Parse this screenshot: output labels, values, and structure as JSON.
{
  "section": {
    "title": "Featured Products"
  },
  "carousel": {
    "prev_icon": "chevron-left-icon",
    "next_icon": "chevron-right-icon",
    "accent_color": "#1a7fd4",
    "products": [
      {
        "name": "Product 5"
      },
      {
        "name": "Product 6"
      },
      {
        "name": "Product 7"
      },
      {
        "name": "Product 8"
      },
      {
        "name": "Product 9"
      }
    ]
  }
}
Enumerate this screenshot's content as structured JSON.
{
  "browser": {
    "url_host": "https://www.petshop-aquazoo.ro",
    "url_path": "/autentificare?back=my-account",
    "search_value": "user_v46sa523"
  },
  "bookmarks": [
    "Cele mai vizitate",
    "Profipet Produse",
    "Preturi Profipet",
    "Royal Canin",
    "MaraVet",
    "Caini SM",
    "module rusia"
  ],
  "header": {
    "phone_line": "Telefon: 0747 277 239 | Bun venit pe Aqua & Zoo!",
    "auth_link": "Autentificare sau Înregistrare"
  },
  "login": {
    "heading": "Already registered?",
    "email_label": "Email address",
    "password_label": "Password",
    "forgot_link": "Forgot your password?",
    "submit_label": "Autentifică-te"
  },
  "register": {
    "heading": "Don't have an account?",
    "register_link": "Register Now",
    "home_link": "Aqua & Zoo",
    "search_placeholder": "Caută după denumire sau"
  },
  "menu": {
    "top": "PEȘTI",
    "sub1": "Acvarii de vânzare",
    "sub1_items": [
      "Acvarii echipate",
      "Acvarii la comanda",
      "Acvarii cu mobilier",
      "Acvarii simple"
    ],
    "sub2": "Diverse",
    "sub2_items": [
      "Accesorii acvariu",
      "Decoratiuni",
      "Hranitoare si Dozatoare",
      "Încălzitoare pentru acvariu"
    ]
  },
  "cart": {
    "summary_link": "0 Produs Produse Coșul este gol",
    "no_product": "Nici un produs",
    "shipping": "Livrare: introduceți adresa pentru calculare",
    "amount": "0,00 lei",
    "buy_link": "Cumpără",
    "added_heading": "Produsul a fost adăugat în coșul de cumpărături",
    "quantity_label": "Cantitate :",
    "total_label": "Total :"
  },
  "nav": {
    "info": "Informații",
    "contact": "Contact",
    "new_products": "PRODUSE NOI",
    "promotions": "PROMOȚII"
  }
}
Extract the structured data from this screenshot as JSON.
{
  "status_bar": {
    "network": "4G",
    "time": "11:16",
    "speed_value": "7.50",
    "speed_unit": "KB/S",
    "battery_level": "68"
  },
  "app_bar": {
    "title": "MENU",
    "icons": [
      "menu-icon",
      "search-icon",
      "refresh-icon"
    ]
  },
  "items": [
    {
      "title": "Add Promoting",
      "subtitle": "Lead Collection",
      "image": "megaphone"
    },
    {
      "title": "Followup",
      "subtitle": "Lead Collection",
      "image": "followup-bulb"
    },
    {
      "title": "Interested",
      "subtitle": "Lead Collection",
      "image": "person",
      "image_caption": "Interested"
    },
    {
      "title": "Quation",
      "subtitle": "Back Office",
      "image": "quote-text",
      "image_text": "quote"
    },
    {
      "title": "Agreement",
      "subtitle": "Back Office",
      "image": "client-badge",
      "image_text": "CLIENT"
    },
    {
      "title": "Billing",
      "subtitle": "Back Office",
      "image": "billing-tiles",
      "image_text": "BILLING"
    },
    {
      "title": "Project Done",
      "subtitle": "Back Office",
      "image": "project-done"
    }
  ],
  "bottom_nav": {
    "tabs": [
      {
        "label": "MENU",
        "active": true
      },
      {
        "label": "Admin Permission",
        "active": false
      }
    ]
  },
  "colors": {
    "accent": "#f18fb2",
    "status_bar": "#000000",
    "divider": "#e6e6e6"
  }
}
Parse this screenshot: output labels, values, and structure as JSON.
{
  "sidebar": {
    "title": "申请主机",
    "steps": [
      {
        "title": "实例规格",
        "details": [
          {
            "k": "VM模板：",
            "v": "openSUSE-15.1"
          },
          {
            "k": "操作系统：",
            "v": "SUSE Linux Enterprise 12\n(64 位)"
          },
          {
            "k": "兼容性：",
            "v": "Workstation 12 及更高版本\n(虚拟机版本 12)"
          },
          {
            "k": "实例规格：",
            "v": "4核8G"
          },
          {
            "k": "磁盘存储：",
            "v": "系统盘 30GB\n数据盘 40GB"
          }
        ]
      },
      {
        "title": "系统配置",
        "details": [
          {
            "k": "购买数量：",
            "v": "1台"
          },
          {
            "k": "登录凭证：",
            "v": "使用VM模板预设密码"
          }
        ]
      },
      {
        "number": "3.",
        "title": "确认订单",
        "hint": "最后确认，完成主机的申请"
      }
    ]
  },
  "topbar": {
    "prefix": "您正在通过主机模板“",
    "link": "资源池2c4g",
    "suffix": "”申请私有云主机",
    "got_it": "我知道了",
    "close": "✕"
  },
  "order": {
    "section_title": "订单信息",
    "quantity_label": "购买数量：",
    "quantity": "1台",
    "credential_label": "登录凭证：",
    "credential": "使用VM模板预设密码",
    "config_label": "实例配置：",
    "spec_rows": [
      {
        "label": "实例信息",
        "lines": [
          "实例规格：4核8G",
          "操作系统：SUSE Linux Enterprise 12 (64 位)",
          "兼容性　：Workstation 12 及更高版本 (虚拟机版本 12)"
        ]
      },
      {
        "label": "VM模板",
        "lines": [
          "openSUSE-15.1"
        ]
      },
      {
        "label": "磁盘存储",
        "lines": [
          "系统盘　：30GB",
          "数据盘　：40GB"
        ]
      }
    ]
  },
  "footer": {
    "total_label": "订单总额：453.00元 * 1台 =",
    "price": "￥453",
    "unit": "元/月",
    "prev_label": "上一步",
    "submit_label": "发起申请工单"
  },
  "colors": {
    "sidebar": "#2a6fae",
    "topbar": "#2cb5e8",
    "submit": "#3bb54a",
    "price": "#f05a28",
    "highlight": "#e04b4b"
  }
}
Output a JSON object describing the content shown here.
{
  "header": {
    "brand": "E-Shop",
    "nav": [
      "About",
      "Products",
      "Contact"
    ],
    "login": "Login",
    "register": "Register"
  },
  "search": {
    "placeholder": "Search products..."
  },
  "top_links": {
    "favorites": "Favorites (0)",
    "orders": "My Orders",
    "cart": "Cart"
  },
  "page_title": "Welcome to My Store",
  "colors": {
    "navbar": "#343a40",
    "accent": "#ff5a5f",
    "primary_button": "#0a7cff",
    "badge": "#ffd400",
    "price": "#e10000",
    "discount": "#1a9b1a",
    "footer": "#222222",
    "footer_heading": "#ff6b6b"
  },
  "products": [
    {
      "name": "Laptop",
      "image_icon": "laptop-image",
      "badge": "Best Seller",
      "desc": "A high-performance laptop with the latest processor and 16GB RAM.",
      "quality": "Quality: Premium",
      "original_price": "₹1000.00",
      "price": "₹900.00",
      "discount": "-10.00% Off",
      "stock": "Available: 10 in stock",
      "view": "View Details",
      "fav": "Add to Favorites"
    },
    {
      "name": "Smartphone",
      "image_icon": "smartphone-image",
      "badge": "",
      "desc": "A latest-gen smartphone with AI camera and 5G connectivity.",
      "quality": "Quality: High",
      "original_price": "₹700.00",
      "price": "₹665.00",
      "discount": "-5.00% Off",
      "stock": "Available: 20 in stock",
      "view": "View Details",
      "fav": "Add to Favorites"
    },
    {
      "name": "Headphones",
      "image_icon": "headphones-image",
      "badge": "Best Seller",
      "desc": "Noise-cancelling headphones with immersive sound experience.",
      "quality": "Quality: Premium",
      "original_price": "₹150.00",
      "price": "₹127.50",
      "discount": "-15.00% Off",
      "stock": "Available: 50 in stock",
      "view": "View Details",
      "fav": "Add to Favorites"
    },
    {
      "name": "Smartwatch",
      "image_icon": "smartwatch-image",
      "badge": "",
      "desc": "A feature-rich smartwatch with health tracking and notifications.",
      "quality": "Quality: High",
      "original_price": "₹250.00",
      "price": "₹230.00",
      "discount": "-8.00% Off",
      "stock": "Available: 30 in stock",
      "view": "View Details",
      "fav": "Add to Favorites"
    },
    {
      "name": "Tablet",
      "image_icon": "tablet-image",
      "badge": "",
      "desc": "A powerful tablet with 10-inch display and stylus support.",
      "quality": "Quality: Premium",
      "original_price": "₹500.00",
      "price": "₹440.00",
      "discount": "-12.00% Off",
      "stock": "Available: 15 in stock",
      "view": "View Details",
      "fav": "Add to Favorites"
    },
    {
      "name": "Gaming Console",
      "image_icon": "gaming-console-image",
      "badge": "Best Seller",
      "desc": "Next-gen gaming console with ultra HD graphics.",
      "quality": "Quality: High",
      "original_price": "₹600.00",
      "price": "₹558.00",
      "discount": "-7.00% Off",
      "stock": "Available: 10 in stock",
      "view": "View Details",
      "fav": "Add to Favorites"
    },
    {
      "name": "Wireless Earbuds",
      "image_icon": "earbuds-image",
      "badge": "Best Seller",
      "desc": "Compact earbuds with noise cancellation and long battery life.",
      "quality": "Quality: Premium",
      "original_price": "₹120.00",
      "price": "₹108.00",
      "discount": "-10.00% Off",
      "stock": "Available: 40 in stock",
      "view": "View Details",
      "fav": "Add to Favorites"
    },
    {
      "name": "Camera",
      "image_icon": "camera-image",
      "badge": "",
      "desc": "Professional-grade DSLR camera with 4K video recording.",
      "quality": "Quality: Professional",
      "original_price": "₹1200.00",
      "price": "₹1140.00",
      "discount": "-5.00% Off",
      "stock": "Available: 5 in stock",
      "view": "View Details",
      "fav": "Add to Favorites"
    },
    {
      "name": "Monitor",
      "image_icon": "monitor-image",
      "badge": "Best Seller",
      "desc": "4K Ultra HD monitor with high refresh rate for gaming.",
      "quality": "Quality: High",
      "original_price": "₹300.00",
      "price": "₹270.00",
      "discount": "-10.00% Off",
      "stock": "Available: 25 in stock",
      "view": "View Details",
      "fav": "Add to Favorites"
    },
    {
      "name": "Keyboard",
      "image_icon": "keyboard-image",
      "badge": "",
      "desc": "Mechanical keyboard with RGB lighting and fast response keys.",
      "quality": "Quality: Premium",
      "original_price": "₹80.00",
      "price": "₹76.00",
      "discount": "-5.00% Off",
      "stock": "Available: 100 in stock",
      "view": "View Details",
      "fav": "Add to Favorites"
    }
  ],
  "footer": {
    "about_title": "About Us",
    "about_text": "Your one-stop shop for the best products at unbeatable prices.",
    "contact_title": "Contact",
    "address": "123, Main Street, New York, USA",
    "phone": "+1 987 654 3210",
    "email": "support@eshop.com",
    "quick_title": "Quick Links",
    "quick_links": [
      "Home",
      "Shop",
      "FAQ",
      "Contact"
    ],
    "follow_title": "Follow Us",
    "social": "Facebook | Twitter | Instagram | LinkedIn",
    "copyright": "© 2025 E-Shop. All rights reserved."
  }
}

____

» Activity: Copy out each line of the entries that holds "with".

» Output below:
      "desc": "A high-performance laptop with the latest processor and 16GB RAM.",
      "desc": "A latest-gen smartphone with AI camera and 5G connectivity.",
      "desc": "Noise-cancelling headphones with immersive sound experience.",
      "desc": "A feature-rich smartwatch with health tracking and notifications.",
      "desc": "A powerful tablet with 10-inch display and stylus support.",
      "desc": "Next-gen gaming console with ultra HD graphics.",
      "desc": "Compact earbuds with noise cancellation and long battery life.",
      "desc": "Professional-grade DSLR camera with 4K video recording.",
      "desc": "4K Ultra HD monitor with high refresh rate for gaming.",
      "desc": "Mechanical keyboard with RGB lighting and fast response keys.",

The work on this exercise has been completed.